• **Description of the task**
Whenever a line in the records below contains "portfolio", pick it out.

Web page and app entries
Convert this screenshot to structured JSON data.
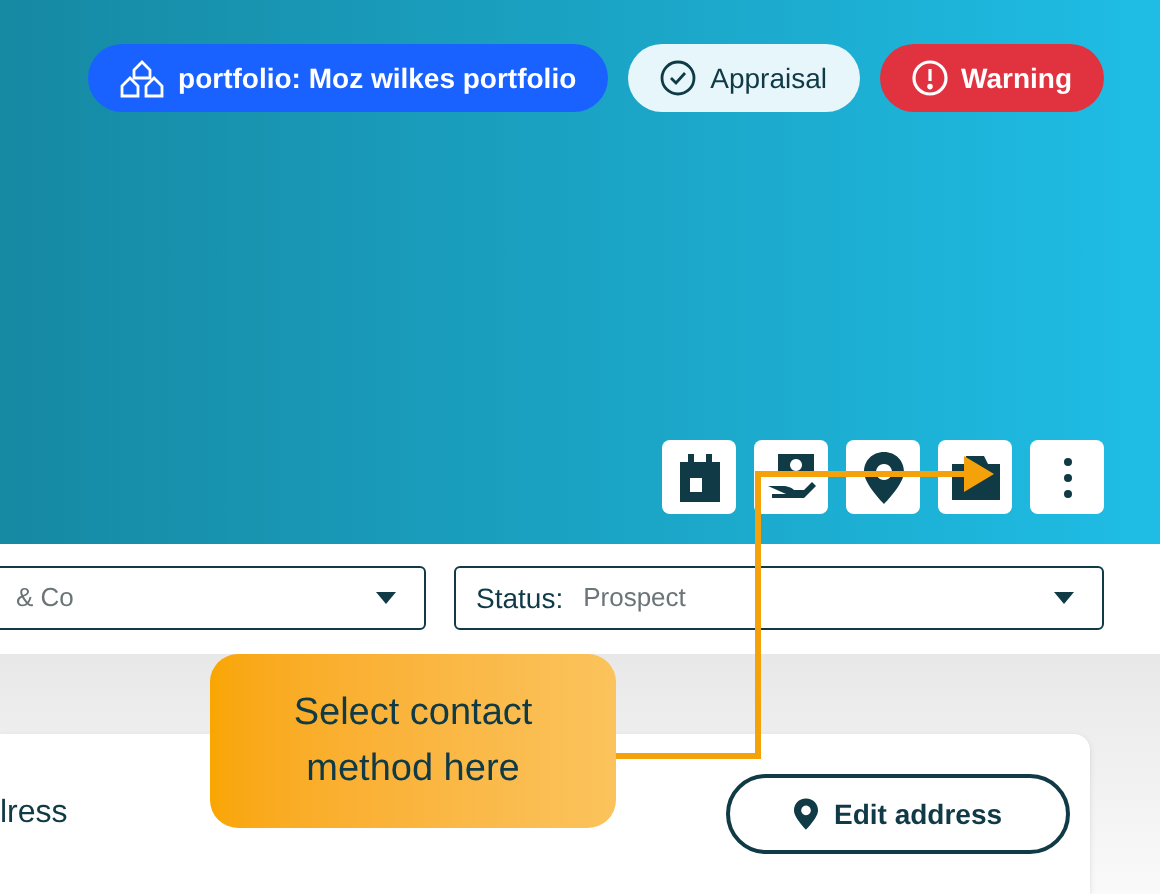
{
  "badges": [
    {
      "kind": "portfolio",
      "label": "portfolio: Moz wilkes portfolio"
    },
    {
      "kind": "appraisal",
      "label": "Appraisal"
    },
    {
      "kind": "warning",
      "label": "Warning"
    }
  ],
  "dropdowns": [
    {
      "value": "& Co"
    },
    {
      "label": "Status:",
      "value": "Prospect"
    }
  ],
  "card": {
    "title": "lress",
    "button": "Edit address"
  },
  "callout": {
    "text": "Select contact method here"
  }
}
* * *
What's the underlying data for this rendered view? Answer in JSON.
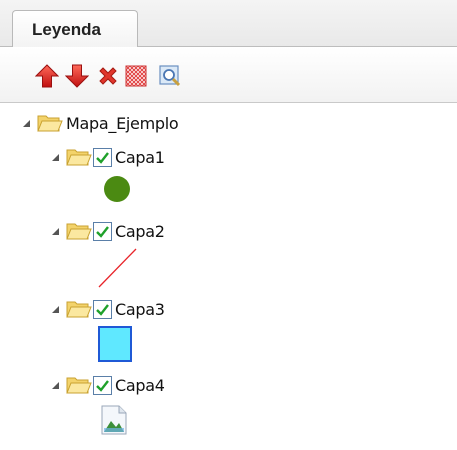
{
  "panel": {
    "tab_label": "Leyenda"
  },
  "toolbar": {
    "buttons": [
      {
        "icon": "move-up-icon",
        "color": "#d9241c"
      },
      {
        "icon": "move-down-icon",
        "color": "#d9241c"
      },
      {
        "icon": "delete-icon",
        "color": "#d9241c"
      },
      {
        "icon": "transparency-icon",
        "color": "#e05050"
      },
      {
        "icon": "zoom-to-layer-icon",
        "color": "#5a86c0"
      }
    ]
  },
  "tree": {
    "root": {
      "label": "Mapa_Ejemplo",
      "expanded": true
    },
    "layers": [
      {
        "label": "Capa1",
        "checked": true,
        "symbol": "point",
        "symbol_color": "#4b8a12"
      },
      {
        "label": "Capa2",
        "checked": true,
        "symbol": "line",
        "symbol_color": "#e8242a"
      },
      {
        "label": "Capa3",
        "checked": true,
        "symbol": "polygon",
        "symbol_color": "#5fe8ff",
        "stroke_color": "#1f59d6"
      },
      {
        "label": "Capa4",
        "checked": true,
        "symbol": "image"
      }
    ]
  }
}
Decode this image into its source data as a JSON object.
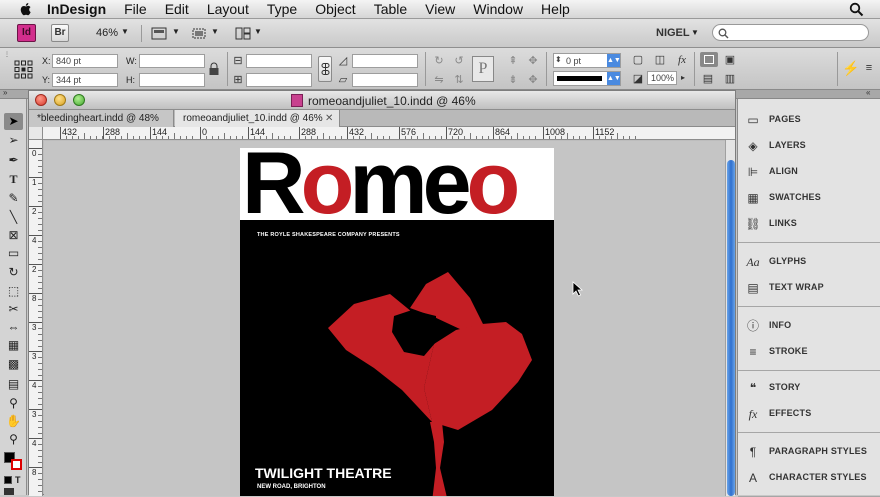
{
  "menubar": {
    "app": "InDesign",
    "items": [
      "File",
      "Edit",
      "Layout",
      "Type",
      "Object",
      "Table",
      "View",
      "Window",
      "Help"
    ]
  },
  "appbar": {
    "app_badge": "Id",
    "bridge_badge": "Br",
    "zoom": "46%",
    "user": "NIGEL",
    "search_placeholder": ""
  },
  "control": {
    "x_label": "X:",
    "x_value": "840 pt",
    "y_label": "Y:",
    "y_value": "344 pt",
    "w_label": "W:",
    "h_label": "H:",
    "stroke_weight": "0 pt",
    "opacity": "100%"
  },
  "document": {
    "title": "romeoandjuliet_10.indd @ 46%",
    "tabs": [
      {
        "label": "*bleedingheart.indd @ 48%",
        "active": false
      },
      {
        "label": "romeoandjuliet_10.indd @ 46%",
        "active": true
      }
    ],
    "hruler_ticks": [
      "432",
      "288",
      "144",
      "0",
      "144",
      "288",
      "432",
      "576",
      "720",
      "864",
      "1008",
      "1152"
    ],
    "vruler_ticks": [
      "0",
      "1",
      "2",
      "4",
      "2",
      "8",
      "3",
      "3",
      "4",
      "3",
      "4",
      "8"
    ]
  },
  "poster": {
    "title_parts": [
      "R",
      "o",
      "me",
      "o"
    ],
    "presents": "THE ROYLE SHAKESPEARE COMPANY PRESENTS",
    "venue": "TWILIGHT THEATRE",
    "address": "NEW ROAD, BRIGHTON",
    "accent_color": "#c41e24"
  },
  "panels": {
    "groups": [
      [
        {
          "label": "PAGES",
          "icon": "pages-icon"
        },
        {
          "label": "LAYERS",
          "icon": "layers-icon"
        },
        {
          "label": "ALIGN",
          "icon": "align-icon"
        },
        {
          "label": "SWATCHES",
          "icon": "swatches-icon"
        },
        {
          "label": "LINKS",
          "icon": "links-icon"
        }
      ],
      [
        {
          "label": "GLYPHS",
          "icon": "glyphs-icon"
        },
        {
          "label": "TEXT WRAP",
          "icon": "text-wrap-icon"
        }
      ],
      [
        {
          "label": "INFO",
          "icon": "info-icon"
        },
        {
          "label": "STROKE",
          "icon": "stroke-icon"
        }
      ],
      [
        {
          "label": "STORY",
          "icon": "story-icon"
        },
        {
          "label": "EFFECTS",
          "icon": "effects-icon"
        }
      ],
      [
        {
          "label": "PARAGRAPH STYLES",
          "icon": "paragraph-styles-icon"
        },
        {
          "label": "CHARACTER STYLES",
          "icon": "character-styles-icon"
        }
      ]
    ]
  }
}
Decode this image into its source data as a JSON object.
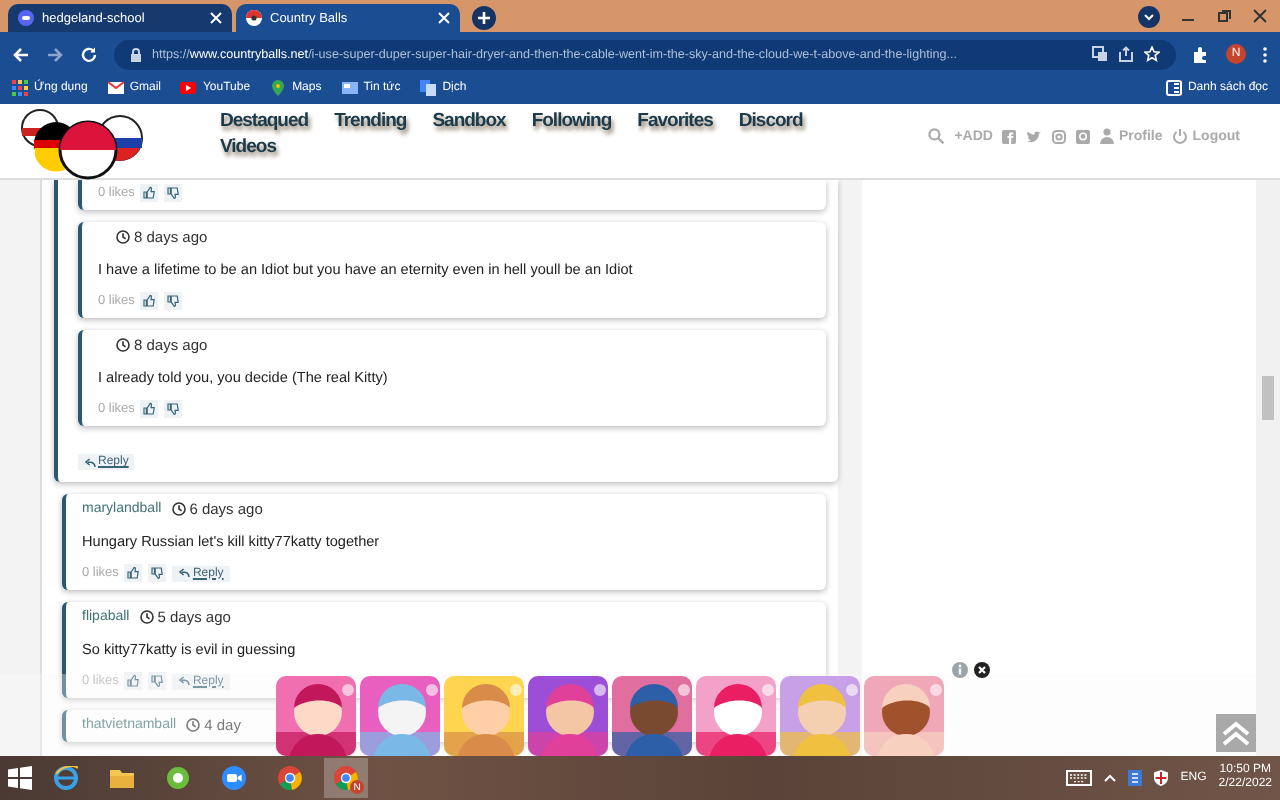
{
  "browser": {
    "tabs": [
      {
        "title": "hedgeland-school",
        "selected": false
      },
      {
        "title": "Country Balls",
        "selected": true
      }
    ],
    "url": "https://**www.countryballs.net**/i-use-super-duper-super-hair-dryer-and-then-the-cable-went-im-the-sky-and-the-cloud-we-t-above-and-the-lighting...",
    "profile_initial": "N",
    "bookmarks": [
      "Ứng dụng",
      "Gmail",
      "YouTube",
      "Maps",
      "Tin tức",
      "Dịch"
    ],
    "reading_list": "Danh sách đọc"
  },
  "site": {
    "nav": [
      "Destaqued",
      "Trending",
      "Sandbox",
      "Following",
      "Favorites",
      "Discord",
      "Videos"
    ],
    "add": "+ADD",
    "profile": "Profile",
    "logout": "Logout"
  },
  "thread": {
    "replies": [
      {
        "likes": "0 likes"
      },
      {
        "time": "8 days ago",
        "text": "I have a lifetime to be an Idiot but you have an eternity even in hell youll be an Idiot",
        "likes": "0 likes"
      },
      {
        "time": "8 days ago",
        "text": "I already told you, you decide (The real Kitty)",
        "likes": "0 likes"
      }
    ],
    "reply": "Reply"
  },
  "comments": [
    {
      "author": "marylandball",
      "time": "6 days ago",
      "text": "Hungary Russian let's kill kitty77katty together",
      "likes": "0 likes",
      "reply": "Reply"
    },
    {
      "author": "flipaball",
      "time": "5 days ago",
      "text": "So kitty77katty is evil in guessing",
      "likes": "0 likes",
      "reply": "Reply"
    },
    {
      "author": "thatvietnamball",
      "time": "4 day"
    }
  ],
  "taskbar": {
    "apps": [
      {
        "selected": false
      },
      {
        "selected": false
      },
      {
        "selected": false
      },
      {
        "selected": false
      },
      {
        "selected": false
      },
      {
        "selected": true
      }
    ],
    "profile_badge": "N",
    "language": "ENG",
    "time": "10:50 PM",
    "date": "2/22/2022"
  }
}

• **Answer for this exercise**
      "kind": "portfolio",
      "label": "portfolio: Moz wilkes portfolio"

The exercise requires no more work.